Tolkien had been a soldier in one of the most horrific conflicts in history – World War One. He wrote about his experiences and how they had changed his values but framed them in fantasy. Bilbo is yanked out of his comfortable middle-class existence. Over the next year, he experiences many things. Where once our hobbit was a little xenophobic and slightly disdainful of anything not of The Shire, he discovers that other cultures are as valuable as his, meeting people of different races whom he comes to love and trust. He experiences the loss of friends and gains compassion.
When Bilbo returns to the Shire, he is a different person than he was when he ran out his front door without even a handkerchief.
Whether we write fantasy, literary fiction, comedy, sci-fi, or romance—our characters must be changed by their experiences. Their long-held views of morality must be challenged or put to the test. How they are changed by these experiences is up to us.
Most of us don’t intentionally write to preach to people, but the philosophies we hold dear do come out.

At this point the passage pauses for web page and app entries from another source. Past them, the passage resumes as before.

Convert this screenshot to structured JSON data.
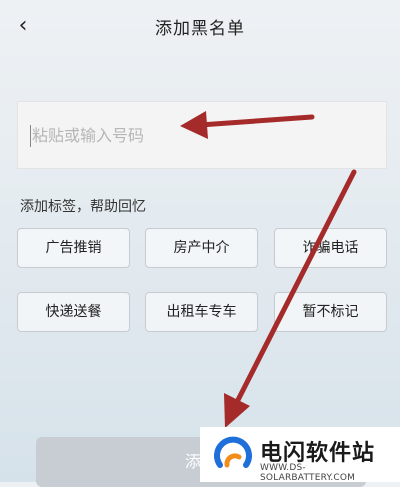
{
  "header": {
    "back_icon": "chevron-left-icon",
    "back_glyph": "‹",
    "title": "添加黑名单"
  },
  "input": {
    "placeholder": "粘贴或输入号码",
    "value": ""
  },
  "tags": {
    "hint": "添加标签，帮助回忆",
    "items": [
      {
        "label": "广告推销"
      },
      {
        "label": "房产中介"
      },
      {
        "label": "诈骗电话"
      },
      {
        "label": "快递送餐"
      },
      {
        "label": "出租车专车"
      },
      {
        "label": "暂不标记"
      }
    ]
  },
  "confirm": {
    "label": "添加"
  },
  "watermark": {
    "name": "电闪软件站",
    "url": "WWW.DS-SOLARBATTERY.COM"
  },
  "colors": {
    "annotation_arrow": "#a52a2a",
    "confirm_bg": "#c7cdd3",
    "tag_border": "#c5cbd1",
    "logo_blue": "#1e6fd9",
    "logo_orange": "#f28c1b"
  }
}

The works that I love are those in which the events are the catalysts of personal growth for me, the reader, as well as the protagonist. In the process of writing, we might find ourselves looking at things differently. Our deeply cherished views might be challenged – and how will we react to that?
Historically, the authors whose works resonate down the centuries had opinions about politics, religion, and society in general. Their views were written into their work, sometimes more bluntly than others. Those values and motifs are why certain novels are considered classics despite having been written more than one or two centuries ago.
Wuthering Heights by Emily Bronte – Wikipedia challenges Victorian morality and addresses mental and physical cruelty, including domestic abuse.
A Christmas Carol by Charles Dickens – Wikipedia addresses society’s view of who is responsible for poverty and challenges the idea the poor are impoverished because they are lazy and deserve it.
The Hobbit by J.R.R. Tolkien – Wikipedia depicts how greed and selfishness are insidious and can destroy even good people. The Desolation of Smaug warns us against repeating the tragedies of WWI, which of course, we did, and do, and will do again.
CREDITS AND ATTRIBUTIONS:
Dustcover of the first edition of The Hobbit, taken from a design by the author, J.R.R. Tolkien.
The Hobbit – An Unexpected Journey, Theatrical release poster © 2012 New Line Cinema, Metro-Goldwyn-Mayer, WingNut Films, Distributed by Warner Bros. Pictures, Fair Use.